First up was the title track from Bruce Springsteen’s The Ghost of Tom Joad, and right off the bat I was struck by the fine detail of The Boss’s acoustic guitar work, the reedy harmonica, the warm low-end glow as the synthesizer kicked in, and the precise placement of the instruments in the wide soundstage. For a $150 pair of truly wireless earbuds, that’s pretty impressive.
Next, I queued up Vlado Perlemuter’s performance of Maurice Ravel’s solo piano works for Nimbus Records. Solo piano can be a tough benchmark for any pair of headphones, let alone sub-$200 wireless earbuds, yet I was again impressed by the fine details in Perlemuter’s keystrokes, the elegant timbre of the piano, and the atmospherics of the concert hall.
Finally, it was time for Ciara’s “Level Up,” and I got a kick out of the punchy (but not too punchy) bass, the crisp but never tinny vocals, and (again) the expansive soundstage and discreet instrument placement.
It’s also worth noting that I did most of my listening using the custom HearID EQ setting. I switched around to some other equalizer presets too, including the recommended Soundcore “Signature” preset, yet I generally found myself gravitating back to the HearID setting, which (to my ears, anyway) did the best job of balancing fine treble with deep but not overpowering bass. Your mileage may vary, of course.

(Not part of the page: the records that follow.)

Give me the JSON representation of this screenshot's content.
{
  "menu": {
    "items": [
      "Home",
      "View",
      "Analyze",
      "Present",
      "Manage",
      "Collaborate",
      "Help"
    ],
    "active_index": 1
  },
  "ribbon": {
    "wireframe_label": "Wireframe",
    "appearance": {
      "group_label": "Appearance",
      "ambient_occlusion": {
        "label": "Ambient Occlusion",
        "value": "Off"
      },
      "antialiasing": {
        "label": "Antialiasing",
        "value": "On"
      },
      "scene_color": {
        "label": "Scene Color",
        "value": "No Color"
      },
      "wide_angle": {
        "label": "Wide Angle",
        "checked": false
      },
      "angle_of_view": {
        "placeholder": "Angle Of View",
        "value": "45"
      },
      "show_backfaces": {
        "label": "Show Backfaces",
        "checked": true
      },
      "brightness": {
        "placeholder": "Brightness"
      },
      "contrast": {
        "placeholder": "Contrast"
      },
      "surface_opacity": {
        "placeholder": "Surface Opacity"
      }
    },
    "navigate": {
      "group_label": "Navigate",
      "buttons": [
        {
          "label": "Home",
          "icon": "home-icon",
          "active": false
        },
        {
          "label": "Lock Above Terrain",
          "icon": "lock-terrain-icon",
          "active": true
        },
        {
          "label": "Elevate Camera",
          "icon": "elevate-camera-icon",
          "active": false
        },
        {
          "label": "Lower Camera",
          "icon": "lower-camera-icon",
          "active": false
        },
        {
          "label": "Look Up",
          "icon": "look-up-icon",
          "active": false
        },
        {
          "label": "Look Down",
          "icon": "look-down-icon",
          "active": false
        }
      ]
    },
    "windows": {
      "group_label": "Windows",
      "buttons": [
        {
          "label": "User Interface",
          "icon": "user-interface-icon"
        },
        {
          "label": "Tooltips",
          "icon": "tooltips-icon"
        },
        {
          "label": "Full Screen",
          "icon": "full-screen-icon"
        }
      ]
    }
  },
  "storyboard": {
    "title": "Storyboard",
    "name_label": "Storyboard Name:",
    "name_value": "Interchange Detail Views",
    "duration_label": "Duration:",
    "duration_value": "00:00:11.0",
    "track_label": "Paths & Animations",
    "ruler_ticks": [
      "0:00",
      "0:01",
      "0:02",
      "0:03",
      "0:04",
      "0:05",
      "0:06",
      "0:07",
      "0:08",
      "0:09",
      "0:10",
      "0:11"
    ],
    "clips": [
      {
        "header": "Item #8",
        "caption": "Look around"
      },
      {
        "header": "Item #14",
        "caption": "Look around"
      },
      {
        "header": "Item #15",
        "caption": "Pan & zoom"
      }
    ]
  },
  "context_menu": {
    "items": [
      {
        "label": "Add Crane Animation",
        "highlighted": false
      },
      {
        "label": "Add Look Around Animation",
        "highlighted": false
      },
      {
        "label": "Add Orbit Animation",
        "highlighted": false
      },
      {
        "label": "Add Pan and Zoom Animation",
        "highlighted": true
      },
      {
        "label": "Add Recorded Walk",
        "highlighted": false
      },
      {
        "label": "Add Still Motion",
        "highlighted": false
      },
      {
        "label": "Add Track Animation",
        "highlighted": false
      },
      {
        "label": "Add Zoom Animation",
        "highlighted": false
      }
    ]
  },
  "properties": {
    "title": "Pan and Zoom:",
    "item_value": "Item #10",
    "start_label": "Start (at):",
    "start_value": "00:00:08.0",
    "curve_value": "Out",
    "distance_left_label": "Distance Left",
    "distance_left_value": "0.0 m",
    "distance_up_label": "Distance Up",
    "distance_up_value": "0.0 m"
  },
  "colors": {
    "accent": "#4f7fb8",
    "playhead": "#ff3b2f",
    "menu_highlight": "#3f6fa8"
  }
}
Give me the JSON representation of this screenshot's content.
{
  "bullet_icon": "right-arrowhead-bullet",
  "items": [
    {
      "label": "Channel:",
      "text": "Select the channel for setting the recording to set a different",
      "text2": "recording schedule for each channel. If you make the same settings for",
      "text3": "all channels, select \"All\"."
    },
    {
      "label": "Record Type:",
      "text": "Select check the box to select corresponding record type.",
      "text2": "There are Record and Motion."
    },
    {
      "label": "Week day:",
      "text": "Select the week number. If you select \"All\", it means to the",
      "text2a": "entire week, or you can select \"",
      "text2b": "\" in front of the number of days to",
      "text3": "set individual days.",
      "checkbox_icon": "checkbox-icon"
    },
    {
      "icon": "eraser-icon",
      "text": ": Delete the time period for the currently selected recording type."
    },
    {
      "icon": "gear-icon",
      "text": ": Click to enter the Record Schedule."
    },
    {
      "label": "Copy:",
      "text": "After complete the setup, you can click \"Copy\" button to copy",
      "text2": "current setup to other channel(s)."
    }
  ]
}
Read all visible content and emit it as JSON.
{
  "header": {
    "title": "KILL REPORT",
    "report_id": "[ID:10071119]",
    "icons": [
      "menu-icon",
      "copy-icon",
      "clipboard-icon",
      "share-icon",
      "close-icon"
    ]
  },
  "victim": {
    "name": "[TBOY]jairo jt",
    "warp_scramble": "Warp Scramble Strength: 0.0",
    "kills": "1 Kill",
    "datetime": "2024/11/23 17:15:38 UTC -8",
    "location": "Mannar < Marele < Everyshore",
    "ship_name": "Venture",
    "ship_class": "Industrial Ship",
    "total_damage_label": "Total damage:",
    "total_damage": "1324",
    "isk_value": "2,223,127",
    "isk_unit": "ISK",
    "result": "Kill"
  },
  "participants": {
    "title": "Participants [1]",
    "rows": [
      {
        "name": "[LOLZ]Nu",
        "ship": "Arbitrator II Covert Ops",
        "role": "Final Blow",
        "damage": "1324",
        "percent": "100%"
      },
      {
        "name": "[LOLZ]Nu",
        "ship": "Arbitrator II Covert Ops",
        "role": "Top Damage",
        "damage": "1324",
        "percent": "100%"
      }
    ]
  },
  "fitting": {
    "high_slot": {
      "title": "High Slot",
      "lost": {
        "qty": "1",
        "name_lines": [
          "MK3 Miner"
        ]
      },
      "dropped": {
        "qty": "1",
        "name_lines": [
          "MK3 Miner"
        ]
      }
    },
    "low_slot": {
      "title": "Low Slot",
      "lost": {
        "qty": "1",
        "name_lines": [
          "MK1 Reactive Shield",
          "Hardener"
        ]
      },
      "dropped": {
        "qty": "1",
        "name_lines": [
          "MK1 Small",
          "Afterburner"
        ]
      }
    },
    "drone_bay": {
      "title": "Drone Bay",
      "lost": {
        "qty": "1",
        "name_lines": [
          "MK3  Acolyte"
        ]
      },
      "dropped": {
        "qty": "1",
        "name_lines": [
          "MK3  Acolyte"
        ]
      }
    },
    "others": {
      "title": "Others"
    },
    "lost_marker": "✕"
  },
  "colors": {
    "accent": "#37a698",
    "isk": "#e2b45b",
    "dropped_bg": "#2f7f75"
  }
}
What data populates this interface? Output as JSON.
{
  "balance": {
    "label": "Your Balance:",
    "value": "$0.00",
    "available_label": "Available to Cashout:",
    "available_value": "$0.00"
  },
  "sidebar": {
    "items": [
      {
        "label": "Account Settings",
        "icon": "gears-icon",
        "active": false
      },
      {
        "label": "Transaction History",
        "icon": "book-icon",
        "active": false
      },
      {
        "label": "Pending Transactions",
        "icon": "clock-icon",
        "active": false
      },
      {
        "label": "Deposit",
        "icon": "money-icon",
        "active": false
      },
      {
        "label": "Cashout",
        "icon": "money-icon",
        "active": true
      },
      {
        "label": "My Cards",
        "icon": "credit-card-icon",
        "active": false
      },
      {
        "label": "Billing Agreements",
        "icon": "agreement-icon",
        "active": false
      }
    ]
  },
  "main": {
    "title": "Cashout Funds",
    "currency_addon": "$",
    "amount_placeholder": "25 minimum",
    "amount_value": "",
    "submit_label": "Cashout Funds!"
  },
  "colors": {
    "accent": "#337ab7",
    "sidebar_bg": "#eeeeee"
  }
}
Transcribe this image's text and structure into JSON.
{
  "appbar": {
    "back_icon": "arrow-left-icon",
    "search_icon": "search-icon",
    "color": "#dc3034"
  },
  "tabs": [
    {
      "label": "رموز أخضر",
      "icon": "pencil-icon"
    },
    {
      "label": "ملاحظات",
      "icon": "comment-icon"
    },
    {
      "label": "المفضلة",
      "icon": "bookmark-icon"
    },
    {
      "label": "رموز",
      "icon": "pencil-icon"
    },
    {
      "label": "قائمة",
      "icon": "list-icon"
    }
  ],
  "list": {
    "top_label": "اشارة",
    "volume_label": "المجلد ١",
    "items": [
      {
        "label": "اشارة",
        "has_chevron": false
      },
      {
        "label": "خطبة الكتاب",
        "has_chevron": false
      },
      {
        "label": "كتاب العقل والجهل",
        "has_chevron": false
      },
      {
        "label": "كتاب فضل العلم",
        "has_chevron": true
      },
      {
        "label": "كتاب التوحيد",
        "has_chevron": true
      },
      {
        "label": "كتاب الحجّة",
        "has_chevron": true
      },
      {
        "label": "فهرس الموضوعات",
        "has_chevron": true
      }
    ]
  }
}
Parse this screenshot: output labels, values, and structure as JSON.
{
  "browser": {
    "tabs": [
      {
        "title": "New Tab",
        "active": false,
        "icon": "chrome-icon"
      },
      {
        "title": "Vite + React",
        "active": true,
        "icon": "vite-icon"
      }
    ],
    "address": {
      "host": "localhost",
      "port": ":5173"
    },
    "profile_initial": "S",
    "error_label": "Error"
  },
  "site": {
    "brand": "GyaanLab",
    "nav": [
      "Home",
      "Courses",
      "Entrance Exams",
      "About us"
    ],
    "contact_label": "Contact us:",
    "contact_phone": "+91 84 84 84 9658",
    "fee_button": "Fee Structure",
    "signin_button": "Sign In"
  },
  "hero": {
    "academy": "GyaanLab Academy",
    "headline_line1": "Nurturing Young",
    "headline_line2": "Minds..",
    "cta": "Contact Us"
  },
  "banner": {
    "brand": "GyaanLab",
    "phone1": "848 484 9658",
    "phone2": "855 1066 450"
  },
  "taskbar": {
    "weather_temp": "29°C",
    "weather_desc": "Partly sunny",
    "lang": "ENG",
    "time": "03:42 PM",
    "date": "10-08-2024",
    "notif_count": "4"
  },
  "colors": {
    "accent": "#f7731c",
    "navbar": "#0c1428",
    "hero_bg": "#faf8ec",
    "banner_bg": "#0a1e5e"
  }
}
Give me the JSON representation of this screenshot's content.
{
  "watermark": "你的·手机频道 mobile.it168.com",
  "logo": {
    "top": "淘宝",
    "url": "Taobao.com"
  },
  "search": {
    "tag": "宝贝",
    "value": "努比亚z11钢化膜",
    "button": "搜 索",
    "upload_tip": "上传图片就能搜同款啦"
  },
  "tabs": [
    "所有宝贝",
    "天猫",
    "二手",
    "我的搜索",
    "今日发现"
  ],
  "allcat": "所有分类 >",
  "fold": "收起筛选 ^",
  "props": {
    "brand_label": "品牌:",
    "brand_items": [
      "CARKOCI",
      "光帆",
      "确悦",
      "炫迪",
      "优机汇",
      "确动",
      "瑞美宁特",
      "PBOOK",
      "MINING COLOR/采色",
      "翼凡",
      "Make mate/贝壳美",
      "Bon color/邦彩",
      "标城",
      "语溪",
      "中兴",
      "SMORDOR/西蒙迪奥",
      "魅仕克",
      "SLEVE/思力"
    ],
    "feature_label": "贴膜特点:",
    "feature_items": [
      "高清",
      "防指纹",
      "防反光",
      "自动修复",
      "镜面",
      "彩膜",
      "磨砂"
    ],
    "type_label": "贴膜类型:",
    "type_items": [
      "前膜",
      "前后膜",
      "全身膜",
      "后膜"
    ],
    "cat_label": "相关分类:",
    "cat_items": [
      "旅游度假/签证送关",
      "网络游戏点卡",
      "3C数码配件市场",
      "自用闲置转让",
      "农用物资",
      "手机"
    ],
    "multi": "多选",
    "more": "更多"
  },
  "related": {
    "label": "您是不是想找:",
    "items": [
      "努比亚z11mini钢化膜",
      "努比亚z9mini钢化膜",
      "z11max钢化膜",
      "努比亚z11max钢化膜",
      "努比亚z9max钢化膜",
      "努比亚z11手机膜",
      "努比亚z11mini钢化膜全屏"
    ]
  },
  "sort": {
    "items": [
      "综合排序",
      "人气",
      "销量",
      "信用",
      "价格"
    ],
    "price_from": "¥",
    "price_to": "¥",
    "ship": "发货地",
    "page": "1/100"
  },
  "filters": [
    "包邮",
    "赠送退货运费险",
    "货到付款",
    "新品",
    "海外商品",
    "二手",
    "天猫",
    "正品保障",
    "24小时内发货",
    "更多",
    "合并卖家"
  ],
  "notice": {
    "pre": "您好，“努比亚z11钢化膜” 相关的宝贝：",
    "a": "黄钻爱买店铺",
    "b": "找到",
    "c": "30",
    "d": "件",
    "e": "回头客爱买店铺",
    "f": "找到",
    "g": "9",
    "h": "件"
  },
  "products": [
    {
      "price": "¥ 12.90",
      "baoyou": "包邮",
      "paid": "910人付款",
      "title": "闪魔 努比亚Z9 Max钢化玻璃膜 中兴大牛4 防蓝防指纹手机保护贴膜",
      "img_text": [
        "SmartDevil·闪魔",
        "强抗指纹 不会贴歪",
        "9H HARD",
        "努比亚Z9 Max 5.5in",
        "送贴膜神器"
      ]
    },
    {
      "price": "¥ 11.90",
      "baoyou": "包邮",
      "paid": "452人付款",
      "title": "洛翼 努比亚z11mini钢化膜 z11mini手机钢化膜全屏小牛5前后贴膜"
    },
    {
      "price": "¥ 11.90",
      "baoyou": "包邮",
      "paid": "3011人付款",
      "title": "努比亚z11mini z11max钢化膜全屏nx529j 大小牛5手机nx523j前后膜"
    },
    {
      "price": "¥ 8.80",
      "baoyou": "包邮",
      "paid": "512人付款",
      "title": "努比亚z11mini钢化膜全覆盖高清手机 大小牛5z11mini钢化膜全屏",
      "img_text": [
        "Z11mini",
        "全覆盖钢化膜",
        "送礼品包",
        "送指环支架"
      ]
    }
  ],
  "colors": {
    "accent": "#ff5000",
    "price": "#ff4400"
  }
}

In terms of Bluetooth performance, the Liberty 2 Pro earbuds never went out of sync during my testing, and their range was excellent. I was able to walk the entire length of my apartment (a good 45 feet), then head upstairs and even further back before the connection began to go spotty; well past Anker’s rated Bluetooth range of 33 feet.
Anker claims that the Liberty 2 Pro earbuds will last for up to eight hours on a single charge, and that you can get a total of 32 hours of playback time using the charging case. That places it among the longest-lasting wireless earbuds. I used them for lengthy sessions and never got close to draining the batteries, and the earbuds charged up quickly when I put them in the case.
Sure, there are other truly wireless earbuds that sound this good (or better), but good luck finding any with price tags in the $150 range. Combine the Liberty 2 Pro’s sound with its comfortable design, its custom HearID EQ preset, aptX support, and impressive battery life, and you’re looking at quite the bargain, even considering the lack of active noise cancellation.
Ben has been writing about technology and consumer electronics for more than 20 years. A PCWorld contributor since 2014, Ben joined TechHive in 2019, where he covers smart speakers, soundbars, and other smart and home-theater devices.